Unveiling the hidden patterns of corruption networks

Deep dive into the inner workings of worldwide political corruption networks

The complex community structure of a political corruption network.

Political corruption is an inherent problem in our societies. Corrupt behavior is a multifaceted phenomenon responsible for a variety of socioeconomic limitations. In general, isolated agents engaged in criminal acts rarely pose a major threat to society. However, this scenario changes completely when we consider, for example, multiple corruption scandals.

Although the people involved in corruption obviously want to keep it in secrecy, they do not operate without leaving traces. A natural approach to consider this collective behavior can be taken from a combination of scientific fields, such as network science, complexity science, and data science.

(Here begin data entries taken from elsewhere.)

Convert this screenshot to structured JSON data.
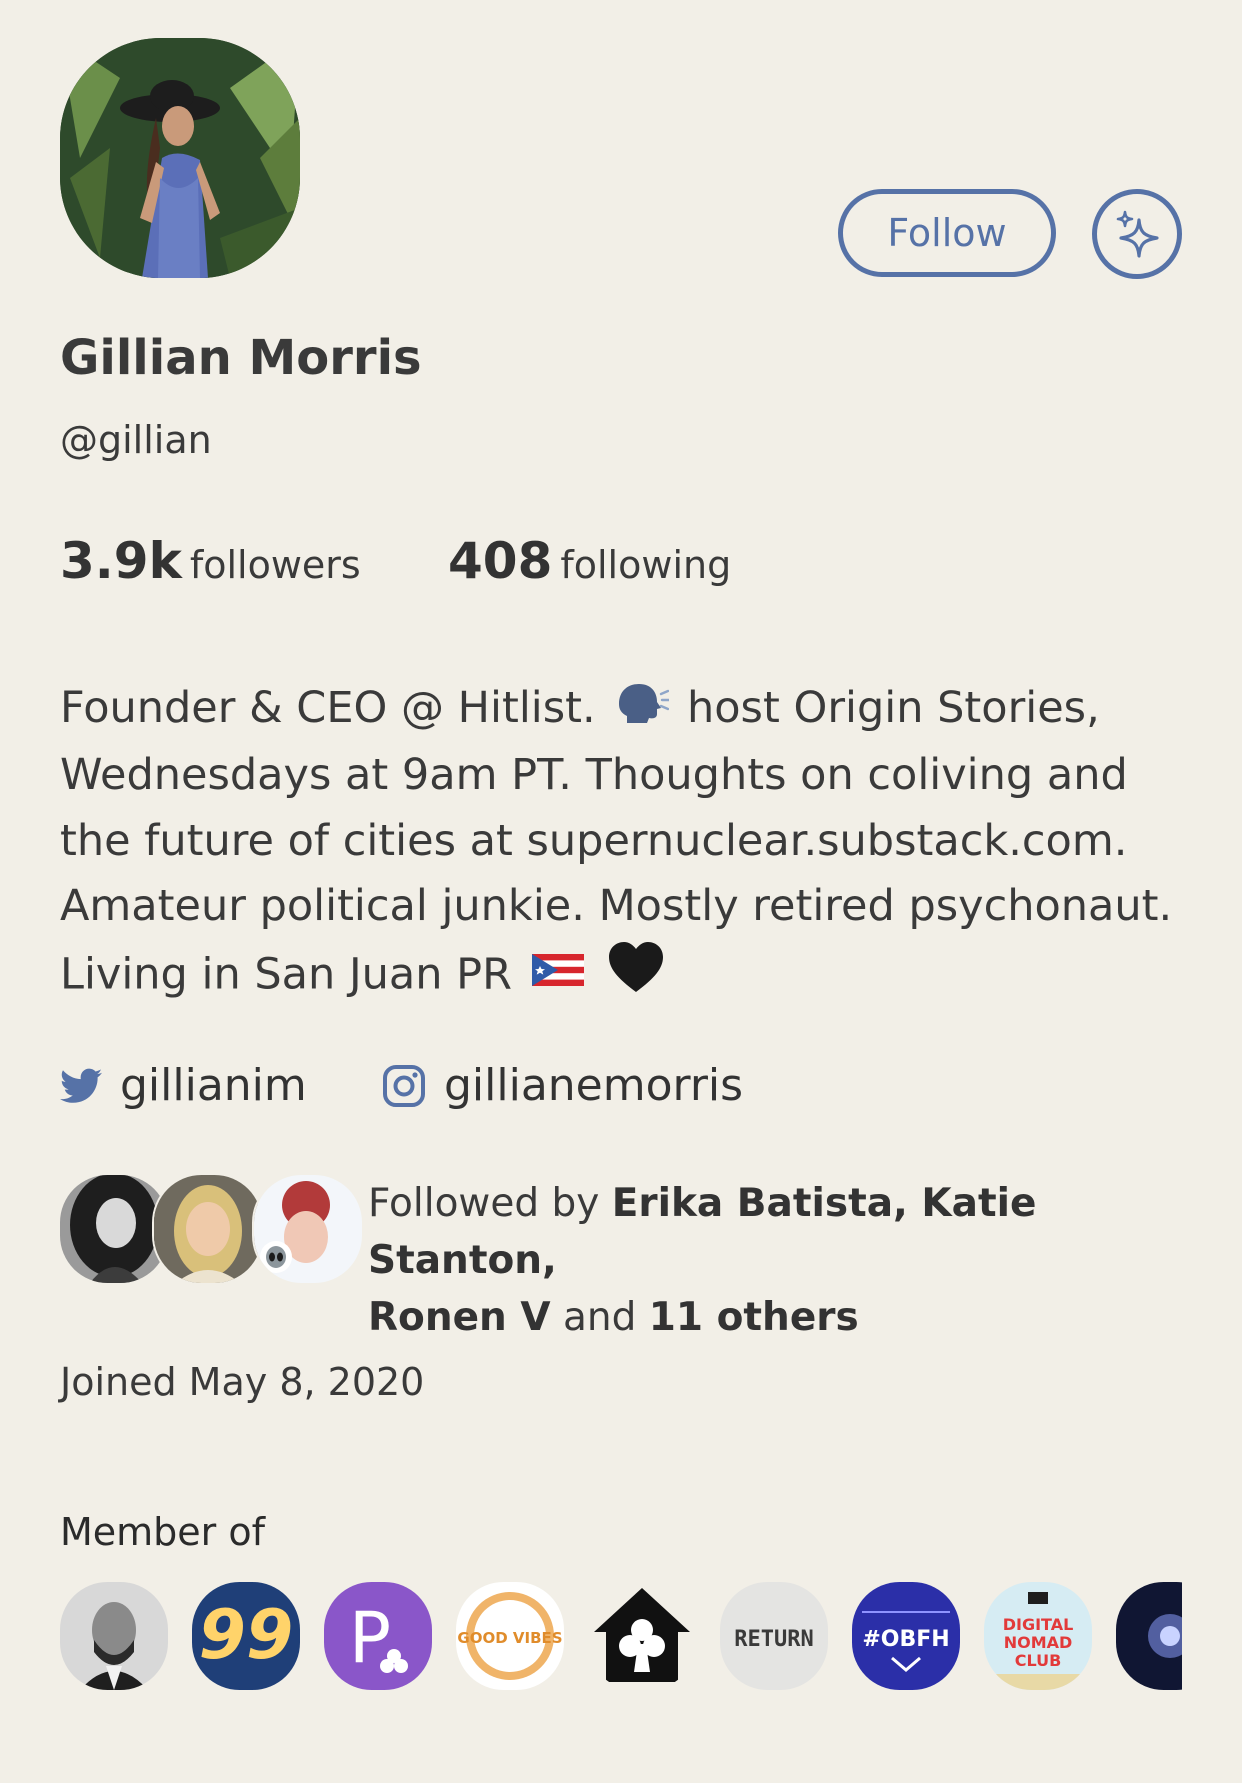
{
  "profile": {
    "name": "Gillian Morris",
    "handle": "@gillian",
    "follow_label": "Follow"
  },
  "stats": {
    "followers_count": "3.9k",
    "followers_label": "followers",
    "following_count": "408",
    "following_label": "following"
  },
  "bio": {
    "line1_a": "Founder & CEO @ Hitlist.",
    "line1_b": "host Origin Stories,",
    "line2": "Wednesdays at 9am PT. Thoughts on coliving and",
    "line3": "the future of cities at supernuclear.substack.com.",
    "line4": "Amateur political junkie. Mostly retired psychonaut.",
    "line5": "Living in San Juan PR"
  },
  "socials": {
    "twitter": "gillianim",
    "instagram": "gillianemorris"
  },
  "mutuals": {
    "prefix": "Followed by",
    "names": "Erika Batista, Katie Stanton,",
    "names2": "Ronen V",
    "and": "and",
    "others": "11 others"
  },
  "joined": "Joined May 8, 2020",
  "member_of": {
    "label": "Member of",
    "clubs": [
      "lincoln-portrait",
      "99",
      "P",
      "good vibes",
      "clubhouse",
      "RETURN",
      "#OBFH",
      "DIGITAL NOMAD CLUB",
      "blue-pattern"
    ],
    "text_99": "99",
    "text_p": "P",
    "text_vibes": "GOOD VIBES",
    "text_return": "RETURN",
    "text_obfh": "#OBFH",
    "text_dnc1": "DIGITAL",
    "text_dnc2": "NOMAD",
    "text_dnc3": "CLUB"
  },
  "colors": {
    "background": "#f2efe7",
    "accent": "#5672a7",
    "text": "#3a3a3a"
  }
}
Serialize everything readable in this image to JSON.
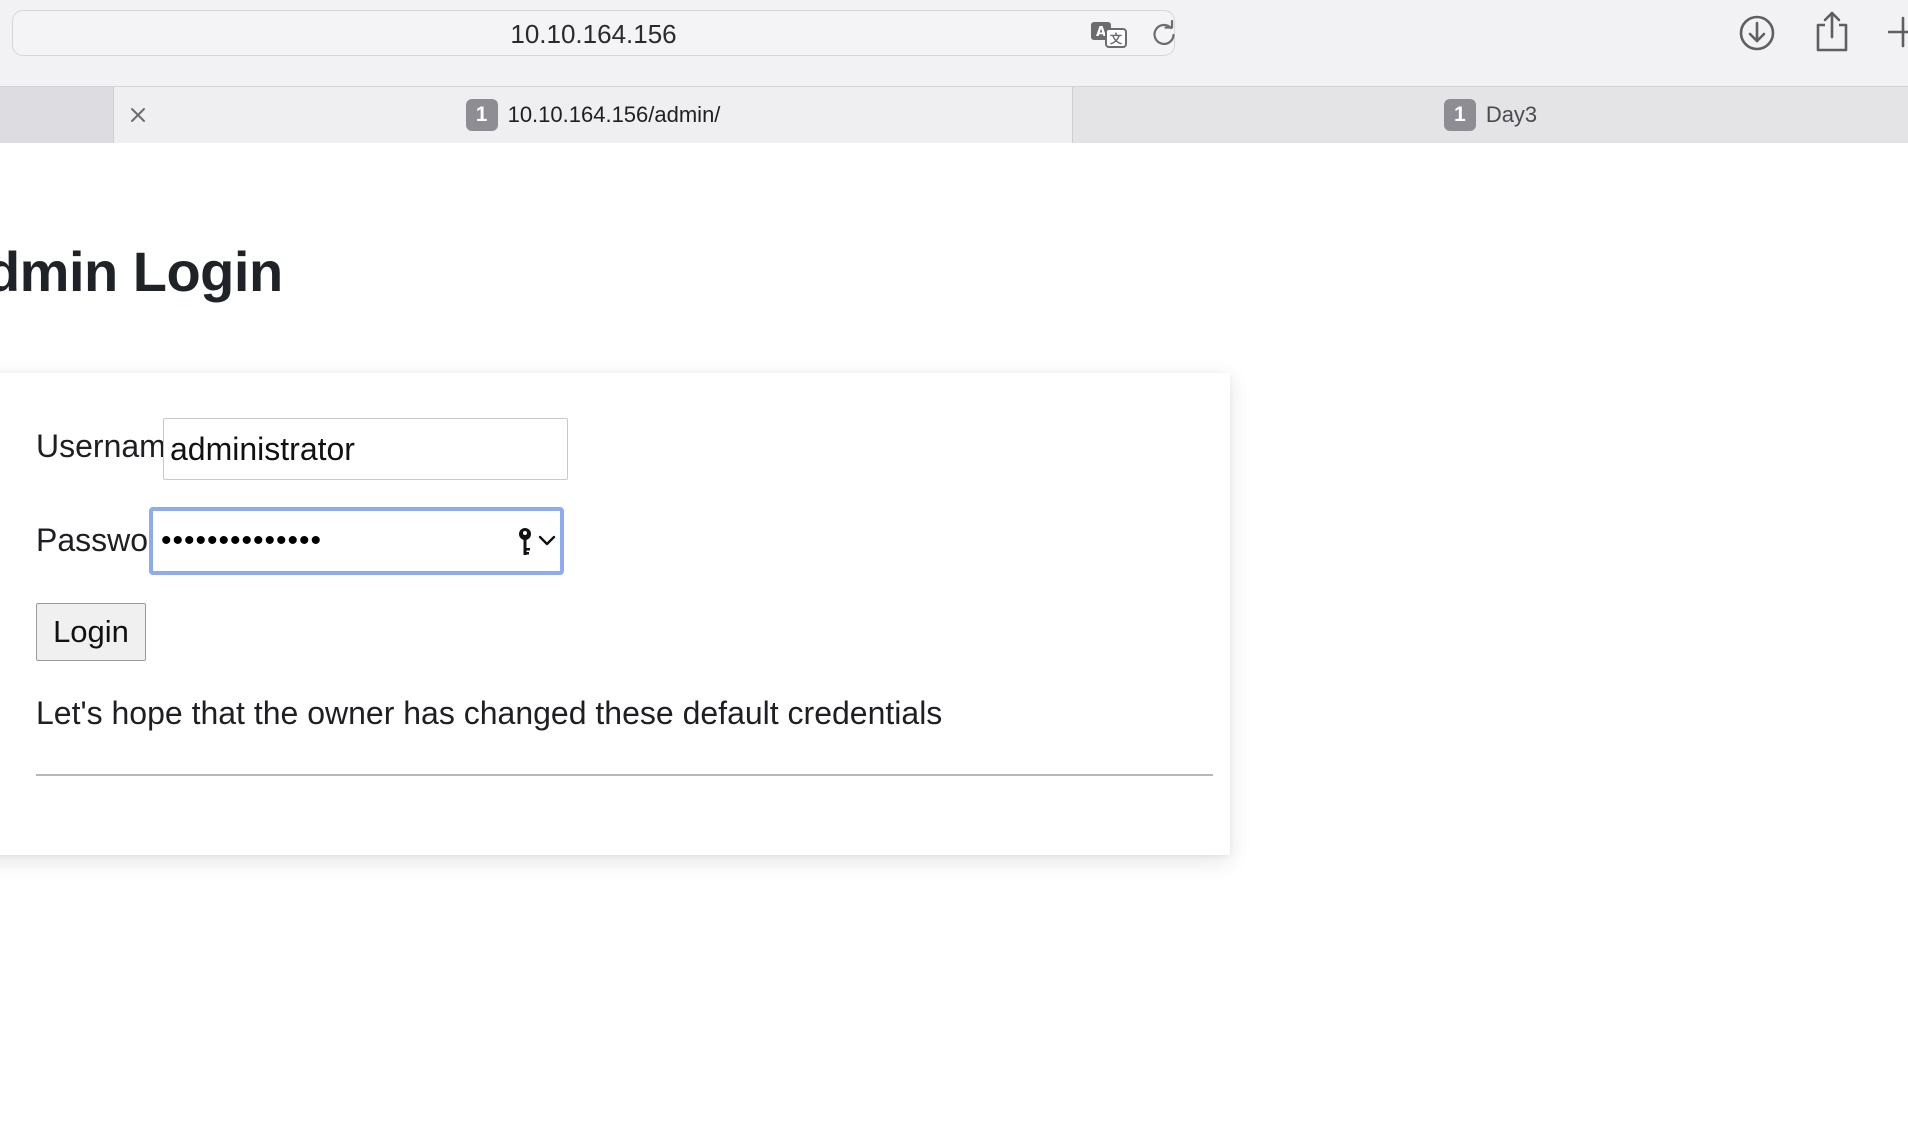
{
  "browser": {
    "address": "10.10.164.156",
    "tabs": [
      {
        "badge": "1",
        "title": "10.10.164.156/admin/",
        "active": true
      },
      {
        "badge": "1",
        "title": "Day3",
        "active": false
      }
    ],
    "icons": [
      "translate-icon",
      "reload-icon",
      "download-icon",
      "share-icon",
      "plus-icon",
      "close-icon"
    ]
  },
  "page": {
    "title": "Admin Login",
    "form": {
      "username_label": "Username",
      "username_value": "administrator",
      "password_label": "Password",
      "password_mask": "••••••••••••••",
      "submit_label": "Login"
    },
    "hint": "Let's hope that the owner has changed these default credentials"
  },
  "colors": {
    "focus_ring": "#8eaaf0",
    "tab_badge": "#8e8d94",
    "toolbar_bg": "#f2f1f3"
  }
}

Criminal networks are not simply social networks operating in criminal contexts. The interactions within these systems go beyond social norms and are often shaped by trade-offs between concealment and efficiency. Political corruption networks represent an additional layer of complexity. Frequently involving high ranking individuals, a great deal of polarization and many controversies, political corruption weakens democracy, damages political stability and spreads mistrust in the rule of law.

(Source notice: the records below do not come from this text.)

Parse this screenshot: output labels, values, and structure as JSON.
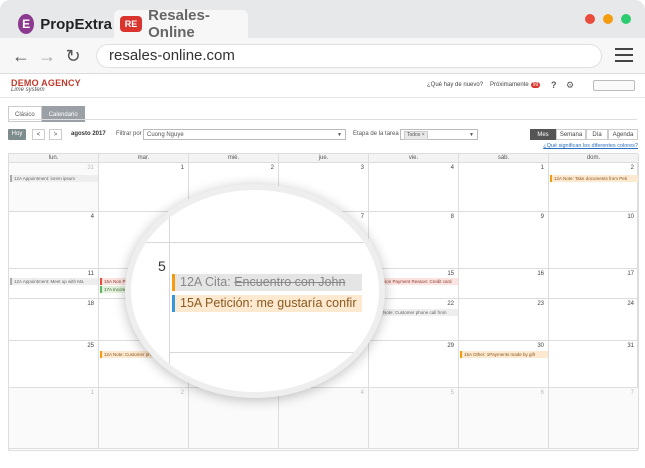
{
  "browser": {
    "tabs": [
      {
        "label": "PropExtra",
        "icon": "E"
      },
      {
        "label": "Resales-Online",
        "icon": "RE"
      }
    ],
    "url": "resales-online.com",
    "window_dots": [
      "#e74c3c",
      "#f39c12",
      "#2ecc71"
    ]
  },
  "app": {
    "logo_main": "DEMO AGENCY",
    "logo_sub": "Lime system",
    "whats_new": "¿Qué hay de nuevo?",
    "coming_soon": "Próximamente",
    "coming_soon_badge": "99",
    "help": "?",
    "view_tabs": [
      "Clásico",
      "Calendario"
    ],
    "toolbar": {
      "today": "Hoy",
      "prev": "<",
      "next": ">",
      "month_label": "agosto 2017",
      "filter_label": "Filtrar por",
      "filter_value": "Cuong Nguye",
      "stage_label": "Etapa de la tarea",
      "stage_chip": "Todos ×",
      "views": [
        "Mes",
        "Semana",
        "Día",
        "Agenda"
      ]
    },
    "legend_link": "¿Qué significan los diferentes colores?"
  },
  "calendar": {
    "weekdays": [
      "lun.",
      "mar.",
      "mié.",
      "jue.",
      "vie.",
      "sáb.",
      "dom."
    ],
    "weeks": [
      {
        "days": [
          "31",
          "1",
          "2",
          "3",
          "4",
          "1",
          "2"
        ],
        "other": [
          true,
          false,
          false,
          false,
          false,
          false,
          false
        ]
      },
      {
        "days": [
          "4",
          "5",
          "6",
          "7",
          "8",
          "9",
          "10"
        ],
        "other": [
          false,
          false,
          false,
          false,
          false,
          false,
          false
        ]
      },
      {
        "days": [
          "11",
          "12",
          "13",
          "14",
          "15",
          "16",
          "17"
        ],
        "other": [
          false,
          false,
          false,
          false,
          false,
          false,
          false
        ]
      },
      {
        "days": [
          "18",
          "19",
          "20",
          "21",
          "22",
          "23",
          "24"
        ],
        "other": [
          false,
          false,
          false,
          false,
          false,
          false,
          false
        ]
      },
      {
        "days": [
          "25",
          "26",
          "27",
          "28",
          "29",
          "30",
          "31"
        ],
        "other": [
          false,
          false,
          false,
          false,
          false,
          false,
          false
        ]
      },
      {
        "days": [
          "1",
          "2",
          "3",
          "4",
          "5",
          "6",
          "7"
        ],
        "other": [
          true,
          true,
          true,
          true,
          true,
          true,
          true
        ]
      }
    ],
    "events": {
      "w0_mon": "12A Appointment: lorem ipsum",
      "w0_sun": "12A Note: Take documents from Peti",
      "w2_mon": "12A Appointment: Meet up with Ma",
      "w2_tue_1": "16A Non Payment Reason",
      "w2_tue_2": "17A Incoming Email: Busine",
      "w2_thu": "n Ma",
      "w2_fri": "16A Non Payment Reason: Credit card",
      "w3_fri": "12A Note: Customer phone call from",
      "w4_tue": "12A Note: Customer phone call from",
      "w4_sat": "15A Other: 1Payments made by gift"
    }
  },
  "magnifier": {
    "day_number": "5",
    "event1_time": "12A Cita:",
    "event1_text": "Encuentro con John",
    "event2_time": "15A Petición:",
    "event2_text": "me gustaría confir"
  }
}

In our recent paper Universality of political corruption networks, we used publicly available data from Brazil and Spain to reveal the underlying patterns of political corruption networks. Our work has revealed fascinating statistical similarities in the growth of these networks. This work include many results I obtained during my master’s degree and ongoing PhD. Here I summarize our main findings:

  1. We have found that, in both countries, the size of corruption scandals is approximately exponentially distributed. These distributions have, on average, roughly 7 people per scandal. Therefore, people tend to act in small groups when they are involved in corruption processes.
Figure 1: Complementary cumulative distribution of scandals sizes in (A) Spain and (B) Brazil.
  1. The networks consist of nodes representing people listed in the scandals and links indicating that two people were involved in the same corruption scandal. These networks share surprising features, such as high clustering coefficients, moderately high assortativity coefficients, and low average shortest path length.
Figure 2: (A) Spanish and (B) Brazilian political corruption networks.
  1. The networks' degree distributions are well approximated by exponential distributions. Moreover, the characteristic degrees evolved to a similar plateau, roughly with the same average number of connections.
Figure 3: Changes in the characteristic degree over the years for (A) Spanish and (B) Brazilian corruption networks. The insets show the cumulative distributions of the vertex degree (on a log-linear scale) for the last year of the networks.
  1. The networks present community structures where the number of modules is linearly associated with the total number of scandals.
Figure 4: (A) Spanish and (B) Brazilian number of modules versus number of scandals.
  1. The time evolution of the networks are characterized by abrupt changes in the size of the largest connected component, which is due to the coalescence (or connection) of different network components. This process is caused by recidivists (i.e., individuals involved in at least two scandals).
Figure 5: Coalescence processes observed in both political corruption networks.
  1. The number of recidivists is linearly associated with the total number of people. The recidivism rates (number of repeat offenders / total number of offenders) are 9% in Spain and 14.2% in Brazil.
Figure 7: Linear relationships between the number of repeat offenders and the total number of people.
  1. Recidivists are vertices that connect different parts of the network, functioning as brokers (they have the highest betweenness centrality values). In this sense, the recidivism rate plays an important role in the evolution, structure, and dynamics of corruption networks.
Figure 7: Spanish political corruption network showing recidivists nodes in red.
  1. We have proposed a computational model to simulate corruption networks. The model takes into account two results: the recidivists linear pattern and the size distribution of scandals. We can see below that our model generate networks visually similar to the empirical corruption networks.
Figure 8: (A) Spanish and (B) Brazilian political corruption networks. Model simulations of the empirical networks using (C) Spanish and (D) Brazilian recidivism rates.
  1. More importantly, we have verified that the model is capable of simulating networks with features very similar to those observed in the empirical data.
Figure 9: The model generates realistic networks that are able to reproduce the empirical network properties. The degree distributions of the model networks can be reasonably described by exponential degree distributions. Furthermore, the network simulations present a linear relationship between the number of modules and the number of complete graphs.

Overall, we have presented a comprehensive investigation of corruption networks related to political scandals in Spain and Brazil over nearly three decades. It is important to remember that these countries have a long history of political corruption and are known worldwide for having huge corruption scandals.

Our results show that corruption networks share universal characteristics that are independent of social and cultural differences among countries. Ultimately, this work emphasizes the influence of recidivists on organized crime, indicating its susceptibility to interventions targeting these criminals.

I believe that this work significantly improves the understanding of political corruption networks and organized crime. For more details, please do not hesitate to contact me. I would be happy to talk about my work.